We disagree. First, Ohrtman is distinguishable from the present case because the contact at issue in Ohrtman consisted of a hug, which the court did not consider to be sexual contact. Id. at 5. In contrast, appellant reached over and grabbed the complainant's breasts, which constitutes “sexual contact” under the applicable statute. See Minn.Stat. § 609.341, subds. 5, 11(a)(i), (iv). Second, the unpublished cases on which appellant relies have no precedential value.
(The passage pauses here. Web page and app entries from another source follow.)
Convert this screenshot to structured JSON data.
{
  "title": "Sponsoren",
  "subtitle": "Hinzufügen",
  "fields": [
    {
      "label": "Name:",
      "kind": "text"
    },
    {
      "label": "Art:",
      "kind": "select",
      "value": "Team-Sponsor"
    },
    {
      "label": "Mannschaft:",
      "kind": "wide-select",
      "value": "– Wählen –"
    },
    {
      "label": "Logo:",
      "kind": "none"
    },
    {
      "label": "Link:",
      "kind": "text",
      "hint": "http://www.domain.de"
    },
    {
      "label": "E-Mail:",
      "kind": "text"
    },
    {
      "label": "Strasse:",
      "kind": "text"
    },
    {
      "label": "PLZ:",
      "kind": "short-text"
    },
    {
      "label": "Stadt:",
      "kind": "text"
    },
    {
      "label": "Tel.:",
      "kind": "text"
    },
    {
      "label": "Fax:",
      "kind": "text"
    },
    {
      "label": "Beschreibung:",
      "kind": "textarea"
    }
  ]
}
See Minn.Stat. § 480A.08, subd. 3(c) (2006) (stating that “[u]npublished opinions of the court of appeals are not precedential”). And, more importantly, appellant's argument relies on an erroneous interpretation of Minn.Stat. § 609.3451, subd. 1(1). There is nothing in the plain language of the statute that requires physical injury or that the alleged conduct continue despite requests to desist. See Minn.Stat. § 609.3451, subd. 1. Rather, the plain language of the statute simply requires that the actor engage in “sexual contact” with the complainant and that the “sexual contact” is “nonconsensual” and done with “sexual or aggressive intent.” Id.; Minn.Stat. § 609.341, subd. 11(a).
Here, there is no dispute that appellant engaged in “sexual contact” with the complainant. Appellant also does not dispute that his conduct was done with sexual intent. Appellant freely admits that he tried to put his arm around P.E. when the two were walking to his apartment. Appellant also admits that he told P.E. that he thought she was hot, and appellant claims that he wanted to start a relationship with P.E. Thus, the only remaining element of fifth-degree criminal sexual conduct is the element of consent.
“Consent” is defined as
words or overt actions by a person indicating a freely given present agreement to perform a particular sexual act with the actor. Consent does not mean the existence of a prior or current relationship between the actor and the complainant or that the complainant failed to resist a particular sexual act.
Minn.Stat. § 609.341, subd. 4 (2006).
Here, P.E. did not consent to appellant's conduct, nor did she engage in an overt act indicating that it was permissible for appellant to grab her breasts. In fact, P.E. resisted appellant's attempts to put his arm around her and specifically told appellant that she was engaged. Moreover, no reasonable person would believe that P.E.'s conduct would constitute an overt action indicating that it was permissible for appellant to touch her breasts. Appellant's conduct satisfies all of the elements necessary to find him guilty of criminal sexual conduct under Minn.Stat. § 609.3451, subd. 1(1).